**WHAT TO WORK ON:** Gather the lines from the material that contain "dataset".
[[ DATA TO EXAMINE, beginning ]]
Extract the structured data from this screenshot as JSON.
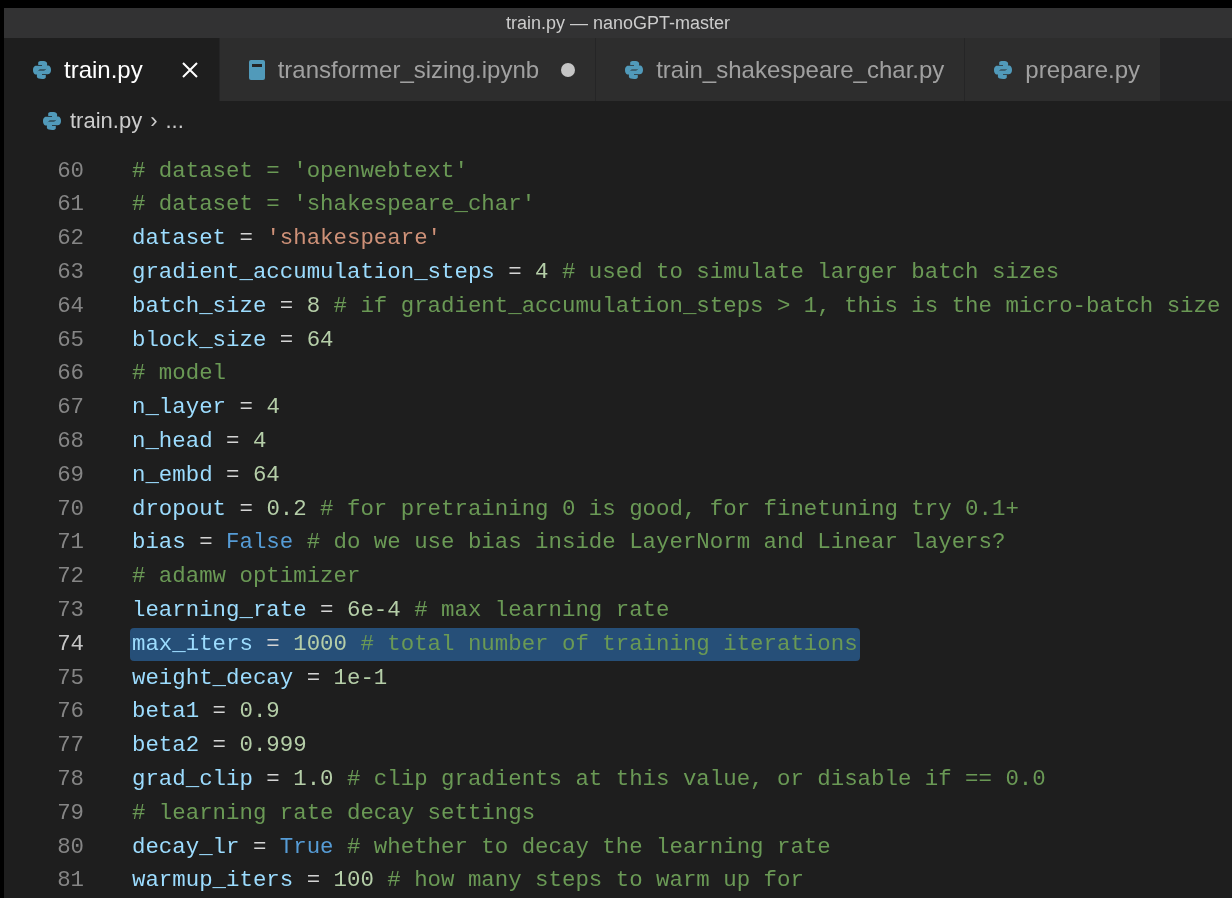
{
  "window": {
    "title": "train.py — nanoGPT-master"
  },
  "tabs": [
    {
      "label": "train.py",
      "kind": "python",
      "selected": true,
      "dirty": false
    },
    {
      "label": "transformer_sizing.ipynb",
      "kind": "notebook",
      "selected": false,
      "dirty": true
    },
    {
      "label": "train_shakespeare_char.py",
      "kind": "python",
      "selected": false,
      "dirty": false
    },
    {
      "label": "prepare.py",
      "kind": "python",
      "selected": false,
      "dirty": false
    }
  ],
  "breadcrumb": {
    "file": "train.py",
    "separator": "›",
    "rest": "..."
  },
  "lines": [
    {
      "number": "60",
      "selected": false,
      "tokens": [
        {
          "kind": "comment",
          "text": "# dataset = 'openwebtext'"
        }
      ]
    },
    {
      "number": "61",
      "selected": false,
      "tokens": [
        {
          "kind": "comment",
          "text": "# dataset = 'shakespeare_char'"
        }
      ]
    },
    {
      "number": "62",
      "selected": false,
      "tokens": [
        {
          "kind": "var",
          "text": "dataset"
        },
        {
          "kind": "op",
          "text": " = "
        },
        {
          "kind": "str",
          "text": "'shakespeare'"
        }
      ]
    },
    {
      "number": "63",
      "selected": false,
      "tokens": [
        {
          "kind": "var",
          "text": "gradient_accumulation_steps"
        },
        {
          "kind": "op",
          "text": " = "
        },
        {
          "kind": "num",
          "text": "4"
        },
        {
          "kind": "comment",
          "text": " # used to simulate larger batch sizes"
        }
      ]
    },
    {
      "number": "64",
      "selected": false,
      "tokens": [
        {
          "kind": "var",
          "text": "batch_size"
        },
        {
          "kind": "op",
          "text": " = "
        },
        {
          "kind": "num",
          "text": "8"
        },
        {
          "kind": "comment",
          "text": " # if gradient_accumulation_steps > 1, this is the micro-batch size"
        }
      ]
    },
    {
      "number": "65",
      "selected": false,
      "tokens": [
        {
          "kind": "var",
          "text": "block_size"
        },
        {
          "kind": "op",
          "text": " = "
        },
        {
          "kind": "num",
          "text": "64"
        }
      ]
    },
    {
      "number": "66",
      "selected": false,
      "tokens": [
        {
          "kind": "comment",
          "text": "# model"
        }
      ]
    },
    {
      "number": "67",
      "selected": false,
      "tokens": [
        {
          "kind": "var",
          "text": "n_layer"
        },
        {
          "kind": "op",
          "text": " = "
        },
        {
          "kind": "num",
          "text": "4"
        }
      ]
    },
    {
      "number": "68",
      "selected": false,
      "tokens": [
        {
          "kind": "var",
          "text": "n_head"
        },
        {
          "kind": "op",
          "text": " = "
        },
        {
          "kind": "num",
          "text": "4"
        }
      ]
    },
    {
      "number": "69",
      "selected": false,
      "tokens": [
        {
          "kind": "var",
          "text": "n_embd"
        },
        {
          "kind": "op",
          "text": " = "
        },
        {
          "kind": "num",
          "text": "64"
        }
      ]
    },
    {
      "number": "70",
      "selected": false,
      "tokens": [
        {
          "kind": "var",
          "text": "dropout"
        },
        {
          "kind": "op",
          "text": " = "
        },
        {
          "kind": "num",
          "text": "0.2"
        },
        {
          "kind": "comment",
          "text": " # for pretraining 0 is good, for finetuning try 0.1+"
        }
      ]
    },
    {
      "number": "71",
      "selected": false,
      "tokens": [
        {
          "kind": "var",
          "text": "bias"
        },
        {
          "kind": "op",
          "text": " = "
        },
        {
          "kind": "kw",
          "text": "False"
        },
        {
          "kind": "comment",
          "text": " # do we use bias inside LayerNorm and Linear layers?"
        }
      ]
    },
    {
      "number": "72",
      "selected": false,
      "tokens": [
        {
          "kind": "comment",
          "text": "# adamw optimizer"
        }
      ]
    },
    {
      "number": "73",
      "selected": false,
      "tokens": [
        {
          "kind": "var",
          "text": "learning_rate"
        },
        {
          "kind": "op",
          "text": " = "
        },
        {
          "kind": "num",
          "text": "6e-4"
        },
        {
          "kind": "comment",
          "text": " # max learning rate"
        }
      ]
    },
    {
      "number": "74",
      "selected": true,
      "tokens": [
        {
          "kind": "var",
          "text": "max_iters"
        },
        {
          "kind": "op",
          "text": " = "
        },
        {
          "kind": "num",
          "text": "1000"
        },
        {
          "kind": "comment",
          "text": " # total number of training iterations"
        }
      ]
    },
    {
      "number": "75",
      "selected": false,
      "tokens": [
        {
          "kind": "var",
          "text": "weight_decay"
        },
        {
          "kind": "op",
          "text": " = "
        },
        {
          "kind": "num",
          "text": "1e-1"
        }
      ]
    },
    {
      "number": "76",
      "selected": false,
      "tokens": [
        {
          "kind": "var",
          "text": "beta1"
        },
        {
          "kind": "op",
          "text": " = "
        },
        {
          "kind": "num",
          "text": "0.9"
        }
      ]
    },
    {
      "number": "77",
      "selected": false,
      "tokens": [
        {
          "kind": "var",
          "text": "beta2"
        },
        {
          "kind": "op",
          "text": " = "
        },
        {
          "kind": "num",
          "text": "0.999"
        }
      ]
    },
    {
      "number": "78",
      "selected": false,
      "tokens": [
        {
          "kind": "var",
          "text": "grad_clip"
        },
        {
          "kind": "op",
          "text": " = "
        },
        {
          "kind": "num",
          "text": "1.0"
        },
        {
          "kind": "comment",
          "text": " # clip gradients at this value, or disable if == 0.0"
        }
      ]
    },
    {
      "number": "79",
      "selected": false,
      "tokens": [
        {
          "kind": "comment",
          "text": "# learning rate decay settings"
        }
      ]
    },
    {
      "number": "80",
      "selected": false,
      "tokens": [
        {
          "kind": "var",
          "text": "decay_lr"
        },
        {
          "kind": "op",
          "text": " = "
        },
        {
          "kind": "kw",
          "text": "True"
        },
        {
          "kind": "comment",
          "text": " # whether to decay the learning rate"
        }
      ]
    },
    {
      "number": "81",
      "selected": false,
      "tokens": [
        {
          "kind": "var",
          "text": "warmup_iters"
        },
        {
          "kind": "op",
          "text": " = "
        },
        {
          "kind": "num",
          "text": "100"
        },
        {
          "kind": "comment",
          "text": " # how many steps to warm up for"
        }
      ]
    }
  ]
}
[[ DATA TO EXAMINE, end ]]
**RESULT FOR THIS TASK:**
          "text": "# dataset = 'openwebtext'"
          "text": "# dataset = 'shakespeare_char'"
          "text": "dataset"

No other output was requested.